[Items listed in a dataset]
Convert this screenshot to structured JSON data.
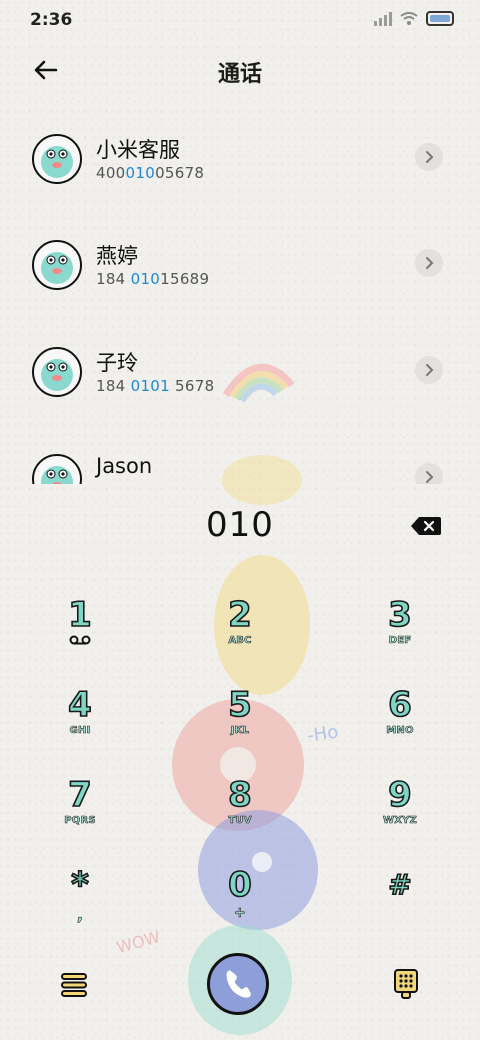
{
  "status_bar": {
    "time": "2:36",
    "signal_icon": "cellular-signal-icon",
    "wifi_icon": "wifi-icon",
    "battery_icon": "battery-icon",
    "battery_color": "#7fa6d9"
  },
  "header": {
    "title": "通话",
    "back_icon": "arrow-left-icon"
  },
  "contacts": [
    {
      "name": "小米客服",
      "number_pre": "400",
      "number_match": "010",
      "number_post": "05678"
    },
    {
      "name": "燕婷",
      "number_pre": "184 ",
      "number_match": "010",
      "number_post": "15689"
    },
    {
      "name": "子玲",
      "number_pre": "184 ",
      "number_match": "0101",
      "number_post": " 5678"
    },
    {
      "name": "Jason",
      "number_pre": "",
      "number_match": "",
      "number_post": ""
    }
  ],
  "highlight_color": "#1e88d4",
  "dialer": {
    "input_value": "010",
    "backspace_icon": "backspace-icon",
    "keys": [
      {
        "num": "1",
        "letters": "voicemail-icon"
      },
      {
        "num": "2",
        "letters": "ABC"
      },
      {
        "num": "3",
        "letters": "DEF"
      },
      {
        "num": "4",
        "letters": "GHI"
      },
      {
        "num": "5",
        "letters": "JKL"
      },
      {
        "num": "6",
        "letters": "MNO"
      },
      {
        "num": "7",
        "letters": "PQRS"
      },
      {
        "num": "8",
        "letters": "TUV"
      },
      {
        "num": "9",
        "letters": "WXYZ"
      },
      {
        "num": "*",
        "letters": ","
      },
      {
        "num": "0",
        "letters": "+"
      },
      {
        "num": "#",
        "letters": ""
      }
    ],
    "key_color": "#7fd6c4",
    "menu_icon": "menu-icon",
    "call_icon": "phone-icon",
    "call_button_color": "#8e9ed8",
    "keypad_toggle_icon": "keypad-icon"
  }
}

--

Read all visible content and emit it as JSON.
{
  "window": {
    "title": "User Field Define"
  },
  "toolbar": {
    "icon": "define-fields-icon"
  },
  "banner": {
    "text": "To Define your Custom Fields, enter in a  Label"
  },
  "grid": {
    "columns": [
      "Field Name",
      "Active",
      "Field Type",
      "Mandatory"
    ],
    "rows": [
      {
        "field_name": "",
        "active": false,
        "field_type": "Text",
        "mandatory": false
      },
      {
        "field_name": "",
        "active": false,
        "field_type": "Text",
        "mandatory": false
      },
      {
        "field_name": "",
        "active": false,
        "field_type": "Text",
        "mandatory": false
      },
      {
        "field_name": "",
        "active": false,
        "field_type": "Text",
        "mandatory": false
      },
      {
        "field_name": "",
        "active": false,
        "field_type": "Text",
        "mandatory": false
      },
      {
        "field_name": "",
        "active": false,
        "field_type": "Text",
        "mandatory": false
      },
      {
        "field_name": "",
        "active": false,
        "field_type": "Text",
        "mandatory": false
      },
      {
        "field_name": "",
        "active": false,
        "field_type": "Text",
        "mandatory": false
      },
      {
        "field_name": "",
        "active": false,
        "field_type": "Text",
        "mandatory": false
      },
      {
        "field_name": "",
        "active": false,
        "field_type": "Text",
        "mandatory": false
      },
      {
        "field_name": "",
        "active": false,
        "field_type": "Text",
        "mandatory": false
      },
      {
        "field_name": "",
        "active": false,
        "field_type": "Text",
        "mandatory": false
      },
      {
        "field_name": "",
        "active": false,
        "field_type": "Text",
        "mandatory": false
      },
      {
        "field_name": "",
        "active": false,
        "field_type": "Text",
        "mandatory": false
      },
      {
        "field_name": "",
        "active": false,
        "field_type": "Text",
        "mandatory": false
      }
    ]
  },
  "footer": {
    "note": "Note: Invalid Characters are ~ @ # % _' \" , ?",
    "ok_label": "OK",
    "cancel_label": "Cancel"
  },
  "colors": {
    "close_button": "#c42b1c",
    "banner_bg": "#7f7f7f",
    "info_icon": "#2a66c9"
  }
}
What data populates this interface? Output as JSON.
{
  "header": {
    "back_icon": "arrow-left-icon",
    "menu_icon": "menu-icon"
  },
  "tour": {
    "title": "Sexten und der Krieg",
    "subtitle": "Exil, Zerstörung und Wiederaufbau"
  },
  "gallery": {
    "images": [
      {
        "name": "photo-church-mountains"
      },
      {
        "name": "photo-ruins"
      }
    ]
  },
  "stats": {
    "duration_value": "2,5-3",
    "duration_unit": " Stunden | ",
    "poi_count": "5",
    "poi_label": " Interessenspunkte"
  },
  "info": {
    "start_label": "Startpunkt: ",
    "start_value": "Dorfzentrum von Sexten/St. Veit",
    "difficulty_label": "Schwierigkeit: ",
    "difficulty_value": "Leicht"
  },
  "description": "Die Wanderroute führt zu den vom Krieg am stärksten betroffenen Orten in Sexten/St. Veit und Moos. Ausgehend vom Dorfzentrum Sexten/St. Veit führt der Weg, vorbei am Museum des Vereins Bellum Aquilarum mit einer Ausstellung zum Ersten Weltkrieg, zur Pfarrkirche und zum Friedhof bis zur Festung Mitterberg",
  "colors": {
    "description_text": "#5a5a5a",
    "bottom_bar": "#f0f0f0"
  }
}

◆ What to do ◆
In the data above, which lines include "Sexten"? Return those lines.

◆ Output below ◆
    "title": "Sexten und der Krieg",
    "start_value": "Dorfzentrum von Sexten/St. Veit",
  "description": "Die Wanderroute führt zu den vom Krieg am stärksten betroffenen Orten in Sexten/St. Veit und Moos. Ausgehend vom Dorfzentrum Sexten/St. Veit führt der Weg, vorbei am Museum des Vereins Bellum Aquilarum mit einer Ausstellung zum Ersten Weltkrieg, zur Pfarrkirche und zum Friedhof bis zur Festung Mitterberg",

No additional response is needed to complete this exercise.